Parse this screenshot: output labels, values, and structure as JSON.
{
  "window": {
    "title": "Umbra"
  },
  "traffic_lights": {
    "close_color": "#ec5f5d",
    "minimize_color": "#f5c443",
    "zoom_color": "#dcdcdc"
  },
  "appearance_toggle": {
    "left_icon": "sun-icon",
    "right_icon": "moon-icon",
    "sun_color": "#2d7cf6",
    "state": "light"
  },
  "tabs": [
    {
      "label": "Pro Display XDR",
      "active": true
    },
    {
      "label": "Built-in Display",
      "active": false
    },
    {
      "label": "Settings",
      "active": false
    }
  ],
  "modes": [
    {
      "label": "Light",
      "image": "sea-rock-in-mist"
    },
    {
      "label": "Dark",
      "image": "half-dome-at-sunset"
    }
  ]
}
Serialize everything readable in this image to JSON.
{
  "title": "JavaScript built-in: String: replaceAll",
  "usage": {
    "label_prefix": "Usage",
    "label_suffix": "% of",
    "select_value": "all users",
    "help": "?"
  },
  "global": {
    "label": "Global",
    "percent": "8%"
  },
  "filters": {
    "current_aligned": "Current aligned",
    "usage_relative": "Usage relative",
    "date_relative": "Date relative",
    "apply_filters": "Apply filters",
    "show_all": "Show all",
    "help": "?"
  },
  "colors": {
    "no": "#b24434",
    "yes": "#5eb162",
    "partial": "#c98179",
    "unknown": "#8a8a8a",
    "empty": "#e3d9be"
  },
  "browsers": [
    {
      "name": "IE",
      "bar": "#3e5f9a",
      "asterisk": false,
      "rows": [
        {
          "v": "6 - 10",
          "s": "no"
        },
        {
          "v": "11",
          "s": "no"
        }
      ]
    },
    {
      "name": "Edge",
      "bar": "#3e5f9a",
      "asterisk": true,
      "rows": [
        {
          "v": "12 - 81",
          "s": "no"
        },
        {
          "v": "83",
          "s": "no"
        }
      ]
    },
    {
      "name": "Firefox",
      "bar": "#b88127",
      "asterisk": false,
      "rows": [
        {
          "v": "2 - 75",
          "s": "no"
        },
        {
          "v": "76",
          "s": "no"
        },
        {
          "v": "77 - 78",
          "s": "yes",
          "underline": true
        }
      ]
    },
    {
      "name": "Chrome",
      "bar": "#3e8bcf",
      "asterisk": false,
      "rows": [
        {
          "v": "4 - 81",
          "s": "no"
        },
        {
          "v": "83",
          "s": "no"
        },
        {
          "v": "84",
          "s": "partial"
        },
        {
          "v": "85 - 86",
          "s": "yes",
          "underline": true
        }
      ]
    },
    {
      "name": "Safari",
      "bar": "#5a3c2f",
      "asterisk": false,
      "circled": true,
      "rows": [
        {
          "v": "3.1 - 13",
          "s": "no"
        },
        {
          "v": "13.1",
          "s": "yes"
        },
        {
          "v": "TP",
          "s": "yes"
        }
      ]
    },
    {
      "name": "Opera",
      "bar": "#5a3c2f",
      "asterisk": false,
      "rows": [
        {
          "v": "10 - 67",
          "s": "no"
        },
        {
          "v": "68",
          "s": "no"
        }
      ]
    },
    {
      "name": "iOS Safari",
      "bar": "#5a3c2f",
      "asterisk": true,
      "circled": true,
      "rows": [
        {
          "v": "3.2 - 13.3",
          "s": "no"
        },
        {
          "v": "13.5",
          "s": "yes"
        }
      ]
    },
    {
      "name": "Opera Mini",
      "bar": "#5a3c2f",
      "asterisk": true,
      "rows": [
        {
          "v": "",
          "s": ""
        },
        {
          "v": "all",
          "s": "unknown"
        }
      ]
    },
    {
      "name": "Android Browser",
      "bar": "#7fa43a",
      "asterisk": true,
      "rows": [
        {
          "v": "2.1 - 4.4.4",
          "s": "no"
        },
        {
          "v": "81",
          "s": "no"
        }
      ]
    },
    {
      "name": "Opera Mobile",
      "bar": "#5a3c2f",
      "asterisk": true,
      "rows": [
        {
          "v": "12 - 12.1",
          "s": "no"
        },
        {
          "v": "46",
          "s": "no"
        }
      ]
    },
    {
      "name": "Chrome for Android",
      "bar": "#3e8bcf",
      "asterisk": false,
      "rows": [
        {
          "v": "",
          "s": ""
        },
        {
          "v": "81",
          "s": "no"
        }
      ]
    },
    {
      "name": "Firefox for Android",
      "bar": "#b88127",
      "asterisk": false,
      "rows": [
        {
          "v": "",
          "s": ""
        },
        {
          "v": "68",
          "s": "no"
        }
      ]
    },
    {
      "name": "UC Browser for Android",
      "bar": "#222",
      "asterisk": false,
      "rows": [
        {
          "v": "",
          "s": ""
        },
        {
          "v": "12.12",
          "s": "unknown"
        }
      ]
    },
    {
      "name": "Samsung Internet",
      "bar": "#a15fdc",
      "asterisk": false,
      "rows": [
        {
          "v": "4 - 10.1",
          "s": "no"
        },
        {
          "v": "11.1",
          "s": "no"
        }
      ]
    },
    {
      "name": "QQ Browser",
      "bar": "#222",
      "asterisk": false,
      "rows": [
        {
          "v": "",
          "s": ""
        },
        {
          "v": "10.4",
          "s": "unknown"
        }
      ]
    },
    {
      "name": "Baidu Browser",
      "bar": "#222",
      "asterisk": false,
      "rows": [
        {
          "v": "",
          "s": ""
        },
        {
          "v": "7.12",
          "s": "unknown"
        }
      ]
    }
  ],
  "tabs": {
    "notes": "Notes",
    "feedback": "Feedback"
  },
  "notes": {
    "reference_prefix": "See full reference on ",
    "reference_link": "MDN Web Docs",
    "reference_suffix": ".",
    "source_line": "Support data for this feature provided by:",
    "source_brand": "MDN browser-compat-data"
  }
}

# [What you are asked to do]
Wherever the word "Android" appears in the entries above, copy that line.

# [Your response]
      "name": "Android Browser",
      "name": "Chrome for Android",
      "name": "Firefox for Android",
      "name": "UC Browser for Android",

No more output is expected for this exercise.